Why are people so bothered by nail-pulling jelly?

Posted August 06, 2018 06:19:33I have had several nail-to-nail pedics recently and they’ve all been so good.

I have also been told they are the best for treating my eczema, but I have not been able to get them to work with my skin.

I have also heard a lot about how a nail-picker can make your skin more sensitive, and I don’t really see the point in getting one for me.

I just want to get the tips off and see how it feels.

Are they really the best?

What’s the downside?

Nail-pickers are available online for around £1 each and can be purchased from a variety of stores.

They come in a range of colours and shapes, and you can buy one that is shaped like a finger, a pair of scissors, or a piece of plastic. 

But how much do they really cost?

It is common for nail-pickers to be sold online, so I bought one from a shop on eBay for £4.

But I have found it difficult to track down a reputable online source of nail-picking supplies.

I’ve also heard it can be expensive to buy nail-tippers and they can also be pricey.

Are they safe?

Nerds are not always able to distinguish between a nail and a piece that is meant to be removed.

So when I first saw the nail-pencil in a nail salon, I thought, “Oh, wow, I’ll just stick it in the nail”.

But after a couple of hours, I realised that I was going to have to use it to take out the nail.

I then bought another nail-stick and put it in it.

I did not find a nailpen at a nail store, but after a few hours of using it, I started noticing the different coloured tips that were different colours.

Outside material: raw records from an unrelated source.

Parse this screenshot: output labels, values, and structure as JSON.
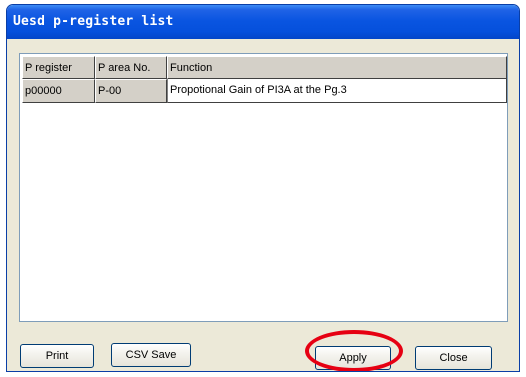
{
  "window": {
    "title": "Uesd p-register list"
  },
  "table": {
    "columns": [
      "P register",
      "P area No.",
      "Function"
    ],
    "rows": [
      {
        "p_register": "p00000",
        "p_area_no": "P-00",
        "function": "Propotional Gain of PI3A at the Pg.3"
      }
    ]
  },
  "buttons": {
    "print": "Print",
    "csv_save": "CSV Save",
    "apply": "Apply",
    "close": "Close"
  },
  "annotation": {
    "highlight_target": "apply-button",
    "highlight_color": "#e60012"
  },
  "colors": {
    "titlebar": "#0a55e1",
    "window_bg": "#ece9d8",
    "header_cell_bg": "#d4d0c8"
  }
}
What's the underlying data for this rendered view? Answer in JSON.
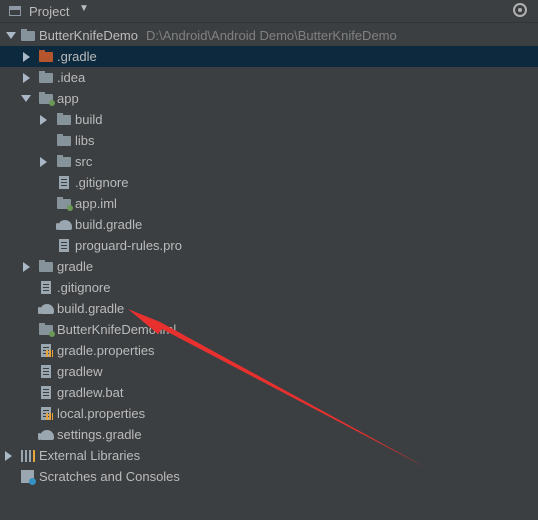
{
  "header": {
    "title": "Project"
  },
  "tree": {
    "root": {
      "label": "ButterKnifeDemo",
      "path": "D:\\Android\\Android Demo\\ButterKnifeDemo"
    },
    "gradle_dir": ".gradle",
    "idea_dir": ".idea",
    "app": {
      "label": "app",
      "build": "build",
      "libs": "libs",
      "src": "src",
      "gitignore": ".gitignore",
      "app_iml": "app.iml",
      "build_gradle": "build.gradle",
      "proguard": "proguard-rules.pro"
    },
    "gradle": "gradle",
    "gitignore": ".gitignore",
    "build_gradle": "build.gradle",
    "project_iml": "ButterKnifeDemo.iml",
    "gradle_properties": "gradle.properties",
    "gradlew": "gradlew",
    "gradlew_bat": "gradlew.bat",
    "local_properties": "local.properties",
    "settings_gradle": "settings.gradle",
    "external_libraries": "External Libraries",
    "scratches": "Scratches and Consoles"
  },
  "colors": {
    "background": "#3c3f41",
    "selection": "#0d293e",
    "annotation": "#e8312f"
  }
}
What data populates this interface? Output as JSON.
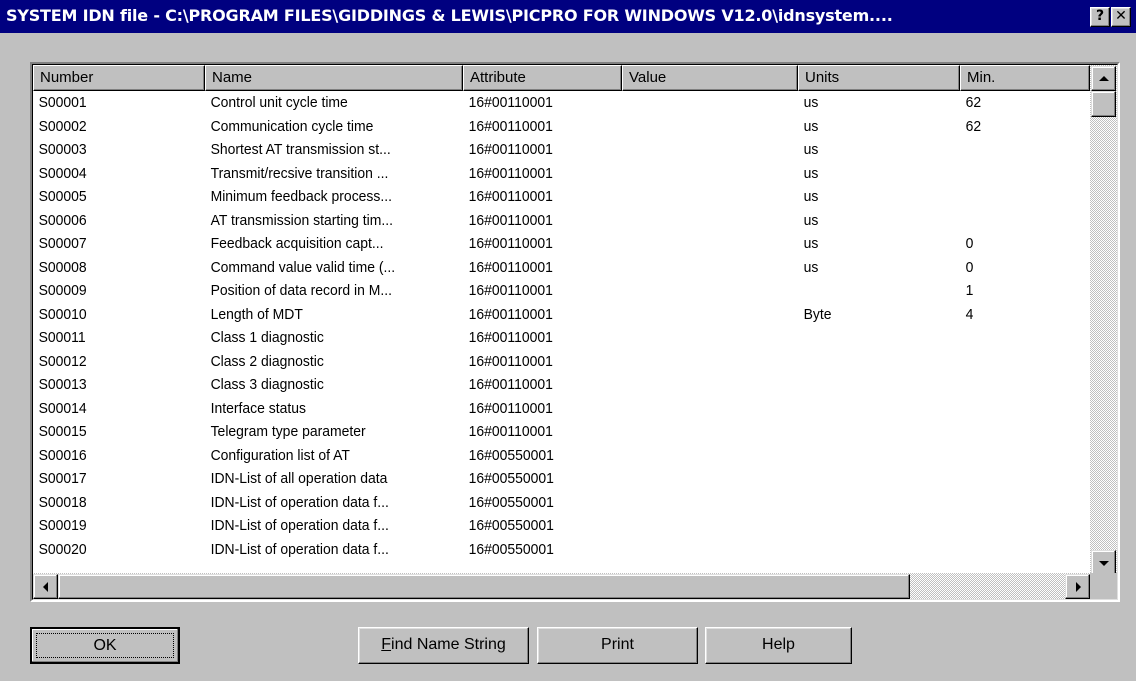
{
  "window": {
    "title": "SYSTEM IDN file - C:\\PROGRAM FILES\\GIDDINGS & LEWIS\\PICPRO FOR WINDOWS V12.0\\idnsystem....",
    "help_glyph": "?",
    "close_glyph": "✕"
  },
  "list": {
    "columns": [
      "Number",
      "Name",
      "Attribute",
      "Value",
      "Units",
      "Min."
    ],
    "rows": [
      {
        "number": "S00001",
        "name": "Control unit cycle time",
        "attribute": "16#00110001",
        "value": "",
        "units": "us",
        "min": "62"
      },
      {
        "number": "S00002",
        "name": "Communication cycle time",
        "attribute": "16#00110001",
        "value": "",
        "units": "us",
        "min": "62"
      },
      {
        "number": "S00003",
        "name": "Shortest AT transmission st...",
        "attribute": "16#00110001",
        "value": "",
        "units": "us",
        "min": ""
      },
      {
        "number": "S00004",
        "name": "Transmit/recsive transition ...",
        "attribute": "16#00110001",
        "value": "",
        "units": "us",
        "min": ""
      },
      {
        "number": "S00005",
        "name": "Minimum feedback process...",
        "attribute": "16#00110001",
        "value": "",
        "units": "us",
        "min": ""
      },
      {
        "number": "S00006",
        "name": "AT transmission starting tim...",
        "attribute": "16#00110001",
        "value": "",
        "units": "us",
        "min": ""
      },
      {
        "number": "S00007",
        "name": "Feedback acquisition capt...",
        "attribute": "16#00110001",
        "value": "",
        "units": "us",
        "min": "0"
      },
      {
        "number": "S00008",
        "name": "Command value valid time (...",
        "attribute": "16#00110001",
        "value": "",
        "units": "us",
        "min": "0"
      },
      {
        "number": "S00009",
        "name": "Position of data record in M...",
        "attribute": "16#00110001",
        "value": "",
        "units": "",
        "min": "1"
      },
      {
        "number": "S00010",
        "name": "Length of MDT",
        "attribute": "16#00110001",
        "value": "",
        "units": "Byte",
        "min": "4"
      },
      {
        "number": "S00011",
        "name": "Class 1 diagnostic",
        "attribute": "16#00110001",
        "value": "",
        "units": "",
        "min": ""
      },
      {
        "number": "S00012",
        "name": "Class 2 diagnostic",
        "attribute": "16#00110001",
        "value": "",
        "units": "",
        "min": ""
      },
      {
        "number": "S00013",
        "name": "Class 3 diagnostic",
        "attribute": "16#00110001",
        "value": "",
        "units": "",
        "min": ""
      },
      {
        "number": "S00014",
        "name": "Interface status",
        "attribute": "16#00110001",
        "value": "",
        "units": "",
        "min": ""
      },
      {
        "number": "S00015",
        "name": "Telegram type parameter",
        "attribute": "16#00110001",
        "value": "",
        "units": "",
        "min": ""
      },
      {
        "number": "S00016",
        "name": "Configuration list of AT",
        "attribute": "16#00550001",
        "value": "",
        "units": "",
        "min": ""
      },
      {
        "number": "S00017",
        "name": "IDN-List of all operation data",
        "attribute": "16#00550001",
        "value": "",
        "units": "",
        "min": ""
      },
      {
        "number": "S00018",
        "name": "IDN-List of operation data f...",
        "attribute": "16#00550001",
        "value": "",
        "units": "",
        "min": ""
      },
      {
        "number": "S00019",
        "name": "IDN-List of operation data f...",
        "attribute": "16#00550001",
        "value": "",
        "units": "",
        "min": ""
      },
      {
        "number": "S00020",
        "name": "IDN-List of operation data f...",
        "attribute": "16#00550001",
        "value": "",
        "units": "",
        "min": ""
      }
    ]
  },
  "buttons": {
    "ok": "OK",
    "find_prefix": "F",
    "find_rest": "ind Name String",
    "print": "Print",
    "help": "Help"
  },
  "icons": {
    "scroll_up": "arrow-up-icon",
    "scroll_down": "arrow-down-icon",
    "scroll_left": "arrow-left-icon",
    "scroll_right": "arrow-right-icon"
  }
}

I bought a nailbrush to help me keep track of the different colours and started making them.

I also bought a set of scissors and cut them into a range so I could use them to remove different kinds of nails.

I started using nail-punchers, which are much cheaper.

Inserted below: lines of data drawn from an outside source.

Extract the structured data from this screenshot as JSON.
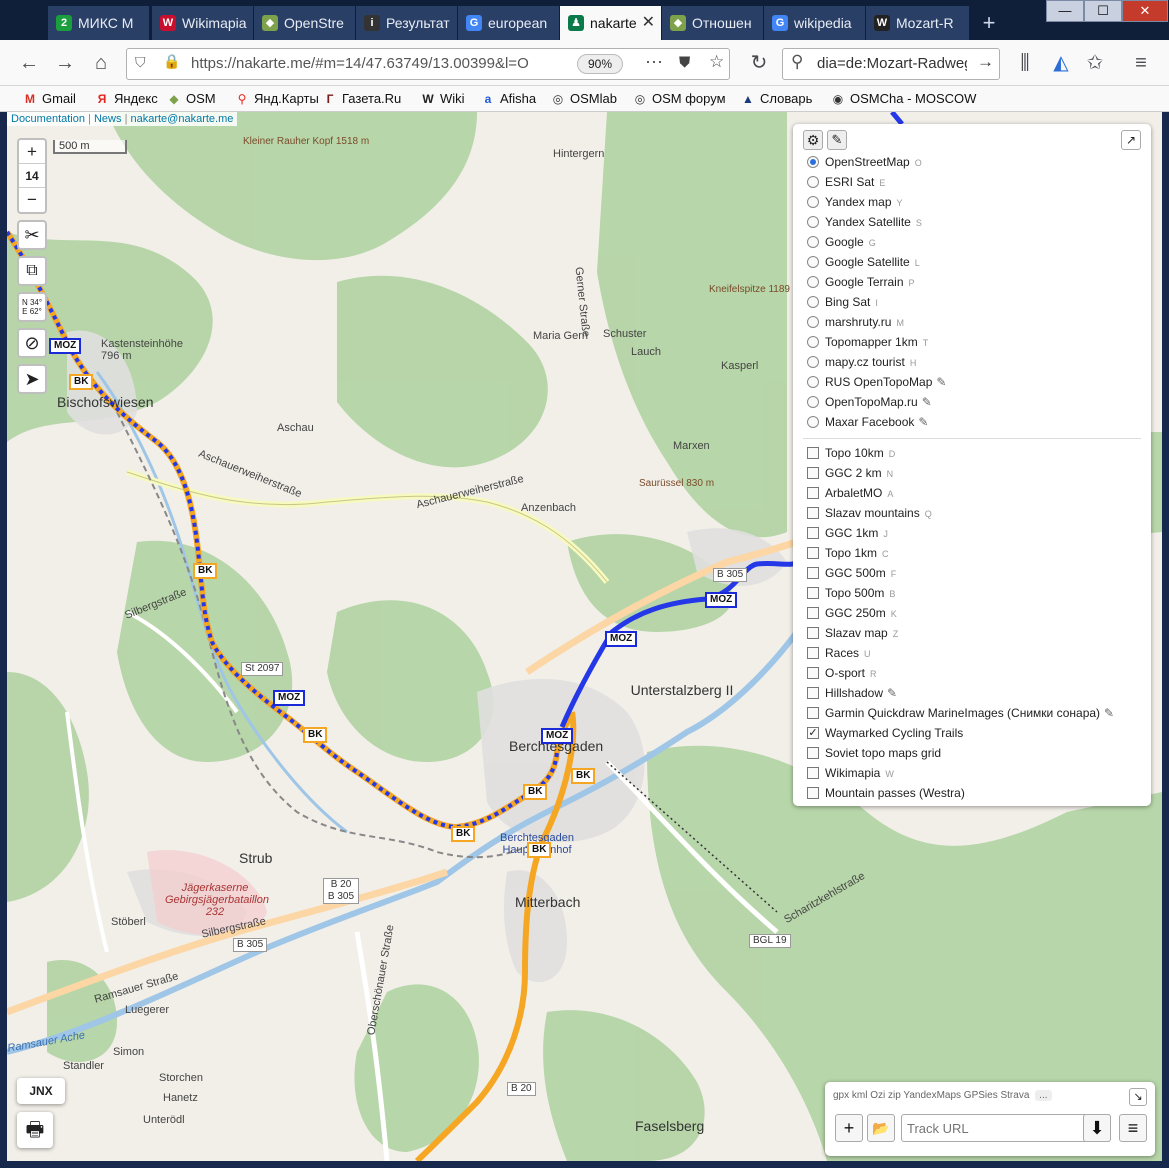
{
  "tabs": [
    {
      "label": "МИКС М",
      "icon": "2",
      "color": "#1b9e3e"
    },
    {
      "label": "Wikimapia",
      "icon": "W",
      "color": "#c8102e"
    },
    {
      "label": "OpenStre",
      "icon": "◆",
      "color": "#7ea24b"
    },
    {
      "label": "Результат",
      "icon": "i",
      "color": "#333333"
    },
    {
      "label": "european",
      "icon": "G",
      "color": "#4285f4"
    },
    {
      "label": "nakarte",
      "icon": "♟",
      "color": "#0a7a4a",
      "active": true
    },
    {
      "label": "Отношен",
      "icon": "◆",
      "color": "#7ea24b"
    },
    {
      "label": "wikipedia",
      "icon": "G",
      "color": "#4285f4"
    },
    {
      "label": "Mozart-R",
      "icon": "W",
      "color": "#222222"
    }
  ],
  "window_controls": {
    "minimize": "—",
    "maximize": "☐",
    "close": "✕"
  },
  "navbar": {
    "url": "https://nakarte.me/#m=14/47.63749/13.00399&l=O",
    "zoom": "90%",
    "search": "dia=de:Mozart-Radweg",
    "more": "···"
  },
  "bookmarks": [
    {
      "label": "Gmail",
      "icon": "M",
      "color": "#d93025"
    },
    {
      "label": "Яндекс",
      "icon": "Я",
      "color": "#e52620"
    },
    {
      "label": "OSM",
      "icon": "◆",
      "color": "#7ea24b"
    },
    {
      "label": "Янд.Карты",
      "icon": "⚲",
      "color": "#e52620"
    },
    {
      "label": "Газета.Ru",
      "icon": "Г",
      "color": "#7a1a1a"
    },
    {
      "label": "Wiki",
      "icon": "W",
      "color": "#222222"
    },
    {
      "label": "Afisha",
      "icon": "a",
      "color": "#1e5bd6"
    },
    {
      "label": "OSMlab",
      "icon": "◎",
      "color": "#333333"
    },
    {
      "label": "OSM форум",
      "icon": "◎",
      "color": "#333333"
    },
    {
      "label": "Словарь",
      "icon": "▲",
      "color": "#1a3a7a"
    },
    {
      "label": "OSMCha - MOSCOW",
      "icon": "◉",
      "color": "#333333"
    }
  ],
  "attribution": {
    "documentation": "Documentation",
    "sep": "|",
    "news": "News",
    "email": "nakarte@nakarte.me"
  },
  "map_controls": {
    "zoom_in": "+",
    "zoom_level": "14",
    "zoom_out": "−",
    "coords": "N 34° E 62°"
  },
  "scale": "500 m",
  "labels": {
    "towns": [
      "Bischofswiesen",
      "Berchtesgaden",
      "Strub",
      "Mitterbach",
      "Faselsberg",
      "Unterstalzberg II"
    ],
    "places": [
      "Hintergern",
      "Kastensteinhöhe 796 m",
      "Aschau",
      "Maria Gern",
      "Schuster",
      "Lauch",
      "Kasperl",
      "Marxen",
      "Anzenbach",
      "Stöberl",
      "Luegerer",
      "Simon",
      "Standler",
      "Storchen",
      "Hanetz",
      "Unterödl",
      "Jägerkaserne Gebirgsjägerbataillon 232",
      "Berchtesgaden Hauptbahnhof"
    ],
    "peaks": [
      "Kleiner Rauher Kopf 1518 m",
      "Kneifelspitze 1189 m",
      "Saurüssel 830 m"
    ],
    "streets": [
      "Aschauerweiherstraße",
      "Aschauerweiherstraße",
      "Silbergstraße",
      "Silbergstraße",
      "Ramsauer Straße",
      "Ramsauer Ache",
      "Oberschönauer Straße",
      "Scharitzkehlstraße",
      "Gerner Straße"
    ],
    "roads": [
      "B 305",
      "B 20 B 305",
      "B 305",
      "BGL 19",
      "B 20",
      "St 2097"
    ]
  },
  "route_shields": {
    "moz": "MOZ",
    "bk": "BK"
  },
  "layers": {
    "base": [
      {
        "name": "OpenStreetMap",
        "key": "O",
        "selected": true
      },
      {
        "name": "ESRI Sat",
        "key": "E"
      },
      {
        "name": "Yandex map",
        "key": "Y"
      },
      {
        "name": "Yandex Satellite",
        "key": "S"
      },
      {
        "name": "Google",
        "key": "G"
      },
      {
        "name": "Google Satellite",
        "key": "L"
      },
      {
        "name": "Google Terrain",
        "key": "P"
      },
      {
        "name": "Bing Sat",
        "key": "I"
      },
      {
        "name": "marshruty.ru",
        "key": "M"
      },
      {
        "name": "Topomapper 1km",
        "key": "T"
      },
      {
        "name": "mapy.cz tourist",
        "key": "H"
      },
      {
        "name": "RUS OpenTopoMap",
        "key": "",
        "pen": true
      },
      {
        "name": "OpenTopoMap.ru",
        "key": "",
        "pen": true
      },
      {
        "name": "Maxar Facebook",
        "key": "",
        "pen": true
      }
    ],
    "overlays": [
      {
        "name": "Topo 10km",
        "key": "D"
      },
      {
        "name": "GGC 2 km",
        "key": "N"
      },
      {
        "name": "ArbaletMO",
        "key": "A"
      },
      {
        "name": "Slazav mountains",
        "key": "Q"
      },
      {
        "name": "GGC 1km",
        "key": "J"
      },
      {
        "name": "Topo 1km",
        "key": "C"
      },
      {
        "name": "GGC 500m",
        "key": "F"
      },
      {
        "name": "Topo 500m",
        "key": "B"
      },
      {
        "name": "GGC 250m",
        "key": "K"
      },
      {
        "name": "Slazav map",
        "key": "Z"
      },
      {
        "name": "Races",
        "key": "U"
      },
      {
        "name": "O-sport",
        "key": "R"
      },
      {
        "name": "Hillshadow",
        "key": "",
        "pen": true
      },
      {
        "name": "Garmin Quickdraw MarineImages (Снимки сонара)",
        "key": "",
        "pen": true
      },
      {
        "name": "Waymarked Cycling Trails",
        "key": "",
        "checked": true
      },
      {
        "name": "Soviet topo maps grid",
        "key": ""
      },
      {
        "name": "Wikimapia",
        "key": "W"
      },
      {
        "name": "Mountain passes (Westra)",
        "key": ""
      }
    ]
  },
  "track_panel": {
    "formats": "gpx kml Ozi zip YandexMaps GPSies Strava",
    "more": "...",
    "url_placeholder": "Track URL",
    "add": "+",
    "open": "📂",
    "download": "⬇",
    "menu": "≡"
  },
  "jnx": "JNX",
  "print_icon": "🖶"
}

Are there any health benefits?

It is thought that using nail pickers to take down nails is beneficial because it helps to reduce swelling.

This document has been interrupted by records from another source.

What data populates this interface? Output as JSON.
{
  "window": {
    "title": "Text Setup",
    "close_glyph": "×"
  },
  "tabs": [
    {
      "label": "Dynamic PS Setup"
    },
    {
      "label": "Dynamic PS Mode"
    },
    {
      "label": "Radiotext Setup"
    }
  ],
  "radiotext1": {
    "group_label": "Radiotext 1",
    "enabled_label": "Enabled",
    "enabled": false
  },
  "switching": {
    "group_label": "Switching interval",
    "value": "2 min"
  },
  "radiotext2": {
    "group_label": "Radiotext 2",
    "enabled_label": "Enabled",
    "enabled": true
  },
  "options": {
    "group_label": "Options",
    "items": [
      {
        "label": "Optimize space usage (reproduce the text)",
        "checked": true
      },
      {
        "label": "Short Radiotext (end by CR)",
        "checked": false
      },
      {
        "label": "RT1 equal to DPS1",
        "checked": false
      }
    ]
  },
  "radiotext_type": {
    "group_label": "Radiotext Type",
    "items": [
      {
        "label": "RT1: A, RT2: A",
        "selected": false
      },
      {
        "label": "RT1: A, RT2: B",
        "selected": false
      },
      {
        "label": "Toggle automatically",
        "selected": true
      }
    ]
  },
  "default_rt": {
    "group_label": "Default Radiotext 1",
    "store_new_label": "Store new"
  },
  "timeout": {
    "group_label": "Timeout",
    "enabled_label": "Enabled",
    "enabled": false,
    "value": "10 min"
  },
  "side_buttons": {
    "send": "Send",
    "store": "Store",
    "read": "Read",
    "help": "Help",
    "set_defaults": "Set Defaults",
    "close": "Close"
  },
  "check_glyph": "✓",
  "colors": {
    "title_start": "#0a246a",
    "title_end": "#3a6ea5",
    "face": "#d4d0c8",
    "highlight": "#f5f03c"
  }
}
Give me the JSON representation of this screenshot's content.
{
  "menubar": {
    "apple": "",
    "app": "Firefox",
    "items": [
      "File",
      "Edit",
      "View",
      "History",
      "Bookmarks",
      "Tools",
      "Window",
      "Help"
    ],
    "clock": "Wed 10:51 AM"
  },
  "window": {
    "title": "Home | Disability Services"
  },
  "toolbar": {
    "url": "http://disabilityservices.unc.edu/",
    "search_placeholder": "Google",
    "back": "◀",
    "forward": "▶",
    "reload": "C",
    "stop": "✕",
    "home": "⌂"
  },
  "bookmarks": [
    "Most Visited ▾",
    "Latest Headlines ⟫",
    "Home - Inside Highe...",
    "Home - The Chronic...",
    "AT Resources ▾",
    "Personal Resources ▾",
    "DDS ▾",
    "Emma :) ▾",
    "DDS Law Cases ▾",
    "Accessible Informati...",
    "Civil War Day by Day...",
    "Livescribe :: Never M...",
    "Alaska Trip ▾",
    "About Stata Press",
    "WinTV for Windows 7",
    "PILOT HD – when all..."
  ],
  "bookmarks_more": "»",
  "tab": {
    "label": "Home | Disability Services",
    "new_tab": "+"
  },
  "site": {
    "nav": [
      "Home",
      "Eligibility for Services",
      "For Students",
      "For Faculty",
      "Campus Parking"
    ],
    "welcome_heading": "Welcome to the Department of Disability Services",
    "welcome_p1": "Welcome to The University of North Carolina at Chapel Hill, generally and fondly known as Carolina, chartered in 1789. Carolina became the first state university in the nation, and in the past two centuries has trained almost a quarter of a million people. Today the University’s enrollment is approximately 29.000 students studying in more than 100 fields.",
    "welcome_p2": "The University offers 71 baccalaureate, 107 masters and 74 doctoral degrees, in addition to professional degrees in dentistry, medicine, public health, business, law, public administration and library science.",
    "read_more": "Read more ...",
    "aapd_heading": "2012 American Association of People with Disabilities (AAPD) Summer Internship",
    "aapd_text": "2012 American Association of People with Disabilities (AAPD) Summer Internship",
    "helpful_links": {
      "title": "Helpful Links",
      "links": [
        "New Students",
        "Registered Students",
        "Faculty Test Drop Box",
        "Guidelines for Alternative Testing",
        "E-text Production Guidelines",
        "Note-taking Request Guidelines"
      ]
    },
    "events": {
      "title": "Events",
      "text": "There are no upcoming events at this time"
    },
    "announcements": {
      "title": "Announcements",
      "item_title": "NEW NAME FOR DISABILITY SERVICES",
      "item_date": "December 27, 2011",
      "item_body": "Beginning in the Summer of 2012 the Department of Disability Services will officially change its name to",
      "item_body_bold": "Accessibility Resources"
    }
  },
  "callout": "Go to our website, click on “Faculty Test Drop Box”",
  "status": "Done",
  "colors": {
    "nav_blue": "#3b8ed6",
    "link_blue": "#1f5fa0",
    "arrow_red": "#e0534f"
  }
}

But there are also health benefits that can come from using nail punchers: They can help to relieve pressure on your skin.

They may also reduce inflammation and pain.

But nail punters are not as effective as regular nail-removal procedures.

They have a lower success rate if you have eczemias, so it is better to get a second opinion.

How long does it take to get an appointment with a nail doctor?

You can start using nail picks as soon as you are offered one.

The nail doctors will ask about your symptoms and your symptoms may be more specific to your skin type.

If your skin is oily or dry, it is best to go to a doctor for an appointment to see if there is a reason for your skin to be red and inflamed.

How do I get a nail picker?

Nestle is offering a free online service to anyone with an account, so you can pick up a nail pen or nail-stylist kit for free if you want to use them.

However, if you are new to nail picking, it might be best to get advice from a doctor first. 

I am going to try the nail pick service to see how I feel. 

Do I need to buy the nail stick or nail polish?

Nelly’s Advice Nelly advises that you should get your nails done using a nail stylist and then use nail pick tips.

Nollys advice is based on research that shows that people tend to prefer using a straight, straight nail polish and that the colour of the nail polish can make a difference in how you feel after you have used it.

But the advice doesn’t tell you if a nail polish is the best or the most effective.

Nelly advises people to look for a natural-looking polish to try, and to use a good-quality nail polish that is free from blemishes. 

What if my skin is too sensitive to using a manicure or pedicurist?

Nelli is a doctor of cosmetic surgery who works with people with skin conditions, such as eczemsias.

She has been performing pedicures for over 20 years and she will tell you how to get through your skin condition.

Nelli will tell your dermatologist if you need to have a more aggressive procedure.

If you are looking for advice about skin conditions and skin treatments, Nelli can help.

You can contact her online or in person, or call her on 0800 040 072.